### Exercise requirements
Only the lines holding the word "structure" are wanted; copy each of them from the listing.

### Dataset extract
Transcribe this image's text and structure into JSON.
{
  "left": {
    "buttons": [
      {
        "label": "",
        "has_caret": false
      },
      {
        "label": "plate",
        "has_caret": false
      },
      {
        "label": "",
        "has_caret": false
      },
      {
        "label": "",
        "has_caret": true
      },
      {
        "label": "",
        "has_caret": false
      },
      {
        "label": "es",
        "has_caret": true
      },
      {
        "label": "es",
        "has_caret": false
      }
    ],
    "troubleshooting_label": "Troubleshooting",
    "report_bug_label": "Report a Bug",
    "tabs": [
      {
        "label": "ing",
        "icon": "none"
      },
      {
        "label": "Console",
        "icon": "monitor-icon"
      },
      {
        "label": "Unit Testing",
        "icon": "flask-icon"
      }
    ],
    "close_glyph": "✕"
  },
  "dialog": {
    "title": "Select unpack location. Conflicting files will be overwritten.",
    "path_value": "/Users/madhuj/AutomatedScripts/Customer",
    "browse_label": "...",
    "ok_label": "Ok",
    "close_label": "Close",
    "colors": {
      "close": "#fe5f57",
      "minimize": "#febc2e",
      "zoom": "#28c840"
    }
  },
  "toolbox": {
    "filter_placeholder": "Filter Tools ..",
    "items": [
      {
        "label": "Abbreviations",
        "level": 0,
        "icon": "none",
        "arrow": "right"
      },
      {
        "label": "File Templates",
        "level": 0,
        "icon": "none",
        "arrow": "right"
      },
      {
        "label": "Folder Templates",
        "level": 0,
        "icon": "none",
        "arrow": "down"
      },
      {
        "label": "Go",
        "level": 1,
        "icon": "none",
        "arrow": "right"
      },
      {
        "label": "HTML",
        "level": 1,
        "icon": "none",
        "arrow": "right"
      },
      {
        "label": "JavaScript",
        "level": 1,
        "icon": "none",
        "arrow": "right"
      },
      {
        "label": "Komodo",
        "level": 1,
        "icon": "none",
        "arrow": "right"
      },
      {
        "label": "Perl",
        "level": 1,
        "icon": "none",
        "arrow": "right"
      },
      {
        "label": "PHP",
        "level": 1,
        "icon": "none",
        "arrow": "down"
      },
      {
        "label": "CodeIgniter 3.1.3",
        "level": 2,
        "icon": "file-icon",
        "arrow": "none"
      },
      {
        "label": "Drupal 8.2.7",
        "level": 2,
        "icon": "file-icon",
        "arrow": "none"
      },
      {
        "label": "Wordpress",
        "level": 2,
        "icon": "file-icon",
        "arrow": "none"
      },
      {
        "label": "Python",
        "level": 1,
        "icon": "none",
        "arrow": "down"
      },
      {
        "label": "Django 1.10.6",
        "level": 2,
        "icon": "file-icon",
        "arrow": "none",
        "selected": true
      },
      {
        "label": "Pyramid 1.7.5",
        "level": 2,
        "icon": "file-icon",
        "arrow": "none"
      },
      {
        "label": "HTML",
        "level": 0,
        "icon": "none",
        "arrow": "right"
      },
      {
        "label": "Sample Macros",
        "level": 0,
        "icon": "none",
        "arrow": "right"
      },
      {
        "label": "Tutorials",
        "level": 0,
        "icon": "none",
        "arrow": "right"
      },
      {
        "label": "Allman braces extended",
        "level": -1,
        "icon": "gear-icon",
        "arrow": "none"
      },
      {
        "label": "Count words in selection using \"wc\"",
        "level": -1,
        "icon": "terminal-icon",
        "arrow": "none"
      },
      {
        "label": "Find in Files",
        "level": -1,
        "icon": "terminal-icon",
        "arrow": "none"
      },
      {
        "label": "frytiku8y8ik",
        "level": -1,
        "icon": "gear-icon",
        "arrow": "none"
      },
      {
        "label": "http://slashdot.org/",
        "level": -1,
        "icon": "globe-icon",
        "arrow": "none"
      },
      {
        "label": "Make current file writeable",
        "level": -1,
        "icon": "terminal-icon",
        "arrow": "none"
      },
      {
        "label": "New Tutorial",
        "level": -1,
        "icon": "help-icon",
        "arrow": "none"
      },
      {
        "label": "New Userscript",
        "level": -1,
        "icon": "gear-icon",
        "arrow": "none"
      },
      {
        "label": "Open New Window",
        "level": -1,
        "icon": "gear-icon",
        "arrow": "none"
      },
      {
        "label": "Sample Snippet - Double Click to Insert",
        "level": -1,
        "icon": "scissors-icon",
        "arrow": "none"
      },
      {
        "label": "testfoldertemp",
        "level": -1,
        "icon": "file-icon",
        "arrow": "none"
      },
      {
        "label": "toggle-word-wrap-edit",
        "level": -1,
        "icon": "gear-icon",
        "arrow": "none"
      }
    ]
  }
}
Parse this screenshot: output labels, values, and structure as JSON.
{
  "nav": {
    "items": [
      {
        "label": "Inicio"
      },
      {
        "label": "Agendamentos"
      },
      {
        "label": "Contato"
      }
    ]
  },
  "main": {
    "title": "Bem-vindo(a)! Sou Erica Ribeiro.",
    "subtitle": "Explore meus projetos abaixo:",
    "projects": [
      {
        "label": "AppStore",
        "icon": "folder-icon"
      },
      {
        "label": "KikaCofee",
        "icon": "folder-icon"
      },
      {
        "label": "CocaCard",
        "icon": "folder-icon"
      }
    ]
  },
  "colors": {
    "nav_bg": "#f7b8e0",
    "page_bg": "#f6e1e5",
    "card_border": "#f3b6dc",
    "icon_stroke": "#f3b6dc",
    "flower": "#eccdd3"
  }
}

### Result of this task
Transcribe this image's text and structure into JSON.
Parse this screenshot: output labels, values, and structure as JSON.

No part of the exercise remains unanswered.